WHAT YOU WILL DO: Report, as a bare number, how many lines in the data contain "this".

INFORMATION:
[Start of section]
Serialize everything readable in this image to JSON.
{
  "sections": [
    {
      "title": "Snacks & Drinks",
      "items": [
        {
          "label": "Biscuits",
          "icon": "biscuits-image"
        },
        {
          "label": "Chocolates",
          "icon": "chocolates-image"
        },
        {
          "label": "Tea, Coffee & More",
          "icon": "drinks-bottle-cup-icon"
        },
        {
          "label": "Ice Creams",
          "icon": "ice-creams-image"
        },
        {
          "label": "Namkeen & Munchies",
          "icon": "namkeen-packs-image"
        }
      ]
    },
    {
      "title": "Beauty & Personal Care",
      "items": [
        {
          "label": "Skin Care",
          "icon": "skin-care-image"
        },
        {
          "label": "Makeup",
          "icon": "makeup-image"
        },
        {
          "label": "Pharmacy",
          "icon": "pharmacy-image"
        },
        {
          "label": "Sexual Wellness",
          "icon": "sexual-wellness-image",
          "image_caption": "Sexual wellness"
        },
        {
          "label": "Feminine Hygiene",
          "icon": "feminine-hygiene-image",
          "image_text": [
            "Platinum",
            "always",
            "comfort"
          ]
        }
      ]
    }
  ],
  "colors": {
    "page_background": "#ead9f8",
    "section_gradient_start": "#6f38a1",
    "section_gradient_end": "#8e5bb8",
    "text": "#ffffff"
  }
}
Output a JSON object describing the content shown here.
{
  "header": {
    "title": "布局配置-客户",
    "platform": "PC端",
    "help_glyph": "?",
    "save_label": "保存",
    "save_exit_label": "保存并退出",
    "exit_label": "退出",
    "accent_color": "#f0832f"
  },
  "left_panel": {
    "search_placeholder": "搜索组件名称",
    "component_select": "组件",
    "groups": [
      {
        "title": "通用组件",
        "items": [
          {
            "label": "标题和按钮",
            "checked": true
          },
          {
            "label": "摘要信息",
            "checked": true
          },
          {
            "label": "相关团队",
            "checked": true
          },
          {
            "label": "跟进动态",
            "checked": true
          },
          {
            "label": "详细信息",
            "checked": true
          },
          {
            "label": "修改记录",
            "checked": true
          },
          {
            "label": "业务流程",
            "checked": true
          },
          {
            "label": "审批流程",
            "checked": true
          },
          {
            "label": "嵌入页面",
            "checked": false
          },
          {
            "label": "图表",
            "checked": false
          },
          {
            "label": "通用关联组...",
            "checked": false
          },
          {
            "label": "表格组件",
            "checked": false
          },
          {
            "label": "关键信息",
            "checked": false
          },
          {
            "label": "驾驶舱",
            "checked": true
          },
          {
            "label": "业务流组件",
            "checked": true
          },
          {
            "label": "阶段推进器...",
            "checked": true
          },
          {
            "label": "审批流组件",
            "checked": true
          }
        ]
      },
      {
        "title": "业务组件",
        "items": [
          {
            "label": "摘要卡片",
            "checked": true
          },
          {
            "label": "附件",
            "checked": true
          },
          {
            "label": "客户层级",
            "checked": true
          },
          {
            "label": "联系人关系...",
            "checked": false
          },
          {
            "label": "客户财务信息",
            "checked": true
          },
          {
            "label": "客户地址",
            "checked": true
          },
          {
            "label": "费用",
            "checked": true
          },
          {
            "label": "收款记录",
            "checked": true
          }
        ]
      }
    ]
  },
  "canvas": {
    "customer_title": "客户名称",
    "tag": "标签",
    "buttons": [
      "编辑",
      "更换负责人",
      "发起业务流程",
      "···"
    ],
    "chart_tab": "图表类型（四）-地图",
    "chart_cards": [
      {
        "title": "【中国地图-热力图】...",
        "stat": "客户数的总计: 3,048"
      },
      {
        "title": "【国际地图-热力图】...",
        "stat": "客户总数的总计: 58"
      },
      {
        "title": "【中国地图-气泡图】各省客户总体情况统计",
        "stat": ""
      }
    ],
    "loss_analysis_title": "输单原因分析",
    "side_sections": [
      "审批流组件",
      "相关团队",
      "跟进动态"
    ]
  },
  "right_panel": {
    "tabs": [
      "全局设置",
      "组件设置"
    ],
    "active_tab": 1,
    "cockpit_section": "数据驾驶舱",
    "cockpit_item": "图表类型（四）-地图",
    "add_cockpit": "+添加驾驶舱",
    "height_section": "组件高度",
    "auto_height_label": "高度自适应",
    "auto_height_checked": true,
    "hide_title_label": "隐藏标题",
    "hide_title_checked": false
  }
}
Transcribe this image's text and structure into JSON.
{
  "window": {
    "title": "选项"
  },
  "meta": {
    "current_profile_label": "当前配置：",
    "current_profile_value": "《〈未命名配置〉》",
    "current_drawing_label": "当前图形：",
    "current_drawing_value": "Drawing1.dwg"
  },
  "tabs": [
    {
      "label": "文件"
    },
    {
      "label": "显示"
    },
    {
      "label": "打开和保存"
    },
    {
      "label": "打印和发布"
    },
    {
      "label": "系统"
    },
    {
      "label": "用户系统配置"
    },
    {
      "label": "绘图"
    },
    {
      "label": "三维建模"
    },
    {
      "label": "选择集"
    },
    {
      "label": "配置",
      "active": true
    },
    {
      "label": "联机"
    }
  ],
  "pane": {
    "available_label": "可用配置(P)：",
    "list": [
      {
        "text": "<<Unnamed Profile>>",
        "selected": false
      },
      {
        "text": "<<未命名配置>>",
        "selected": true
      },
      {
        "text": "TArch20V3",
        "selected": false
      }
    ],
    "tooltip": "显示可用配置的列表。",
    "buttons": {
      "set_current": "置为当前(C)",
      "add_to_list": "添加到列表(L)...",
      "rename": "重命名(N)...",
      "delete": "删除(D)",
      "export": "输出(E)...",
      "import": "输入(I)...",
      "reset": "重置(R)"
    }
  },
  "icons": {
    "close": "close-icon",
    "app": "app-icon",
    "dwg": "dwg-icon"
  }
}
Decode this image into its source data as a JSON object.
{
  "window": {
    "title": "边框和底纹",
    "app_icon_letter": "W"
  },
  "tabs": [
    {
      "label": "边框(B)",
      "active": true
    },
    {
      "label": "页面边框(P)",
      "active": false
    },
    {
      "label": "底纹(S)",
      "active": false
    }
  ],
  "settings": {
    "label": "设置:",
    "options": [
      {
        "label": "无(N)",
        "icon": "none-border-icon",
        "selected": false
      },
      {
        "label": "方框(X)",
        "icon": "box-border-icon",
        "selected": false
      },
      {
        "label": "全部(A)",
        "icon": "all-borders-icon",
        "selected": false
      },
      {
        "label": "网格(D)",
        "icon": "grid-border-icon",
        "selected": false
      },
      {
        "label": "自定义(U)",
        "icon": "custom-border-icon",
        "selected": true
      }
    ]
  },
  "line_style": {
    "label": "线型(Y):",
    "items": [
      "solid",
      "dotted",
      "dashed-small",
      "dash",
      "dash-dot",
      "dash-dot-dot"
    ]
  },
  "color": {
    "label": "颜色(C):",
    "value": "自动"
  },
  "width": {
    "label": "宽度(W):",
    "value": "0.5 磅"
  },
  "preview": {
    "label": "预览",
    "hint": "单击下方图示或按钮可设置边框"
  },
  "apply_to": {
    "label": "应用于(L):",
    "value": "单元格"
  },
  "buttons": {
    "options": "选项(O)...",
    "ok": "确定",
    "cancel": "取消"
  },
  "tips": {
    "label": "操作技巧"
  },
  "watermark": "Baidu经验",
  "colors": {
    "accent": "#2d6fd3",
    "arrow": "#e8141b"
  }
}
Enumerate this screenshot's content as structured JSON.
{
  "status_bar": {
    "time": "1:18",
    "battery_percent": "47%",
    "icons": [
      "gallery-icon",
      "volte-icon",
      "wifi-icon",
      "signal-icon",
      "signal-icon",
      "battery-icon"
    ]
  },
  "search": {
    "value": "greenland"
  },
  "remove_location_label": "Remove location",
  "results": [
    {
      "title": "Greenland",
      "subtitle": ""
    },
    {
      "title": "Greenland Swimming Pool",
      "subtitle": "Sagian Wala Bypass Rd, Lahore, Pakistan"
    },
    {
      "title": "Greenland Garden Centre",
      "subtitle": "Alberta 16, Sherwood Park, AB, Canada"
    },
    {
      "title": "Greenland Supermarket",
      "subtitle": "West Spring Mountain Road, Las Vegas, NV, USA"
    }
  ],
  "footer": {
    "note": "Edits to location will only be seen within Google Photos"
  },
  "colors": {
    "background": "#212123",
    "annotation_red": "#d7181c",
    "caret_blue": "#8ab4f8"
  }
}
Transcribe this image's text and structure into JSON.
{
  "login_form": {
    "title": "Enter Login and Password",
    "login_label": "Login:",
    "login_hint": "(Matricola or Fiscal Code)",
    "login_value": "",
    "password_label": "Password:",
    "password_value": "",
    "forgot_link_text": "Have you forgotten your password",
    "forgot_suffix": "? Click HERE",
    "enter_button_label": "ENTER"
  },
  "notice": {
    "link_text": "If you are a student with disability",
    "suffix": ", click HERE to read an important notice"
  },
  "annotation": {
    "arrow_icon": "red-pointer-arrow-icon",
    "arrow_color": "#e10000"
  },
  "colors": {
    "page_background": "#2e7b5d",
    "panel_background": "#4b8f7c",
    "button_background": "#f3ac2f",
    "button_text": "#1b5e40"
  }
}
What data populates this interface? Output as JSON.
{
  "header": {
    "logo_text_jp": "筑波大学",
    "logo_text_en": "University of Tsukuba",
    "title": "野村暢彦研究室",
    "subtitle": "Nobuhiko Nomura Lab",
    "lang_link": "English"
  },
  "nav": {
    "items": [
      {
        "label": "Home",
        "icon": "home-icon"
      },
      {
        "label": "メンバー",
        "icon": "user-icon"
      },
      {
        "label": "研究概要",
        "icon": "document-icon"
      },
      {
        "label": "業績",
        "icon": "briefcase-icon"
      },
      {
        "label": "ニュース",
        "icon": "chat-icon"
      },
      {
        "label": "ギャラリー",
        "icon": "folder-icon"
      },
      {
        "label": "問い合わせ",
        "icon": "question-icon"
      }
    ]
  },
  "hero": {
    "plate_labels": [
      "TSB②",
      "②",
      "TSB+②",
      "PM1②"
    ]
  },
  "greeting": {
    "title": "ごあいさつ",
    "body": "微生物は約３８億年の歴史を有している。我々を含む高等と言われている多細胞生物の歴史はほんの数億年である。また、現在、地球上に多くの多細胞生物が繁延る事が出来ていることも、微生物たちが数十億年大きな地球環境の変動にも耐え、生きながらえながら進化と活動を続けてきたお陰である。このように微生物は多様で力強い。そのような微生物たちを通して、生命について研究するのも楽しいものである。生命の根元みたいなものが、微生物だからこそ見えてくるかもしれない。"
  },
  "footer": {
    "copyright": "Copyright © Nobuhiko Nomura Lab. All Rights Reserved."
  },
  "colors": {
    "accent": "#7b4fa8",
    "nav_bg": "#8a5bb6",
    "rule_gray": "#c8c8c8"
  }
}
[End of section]
SOLVED PROBLEM: 6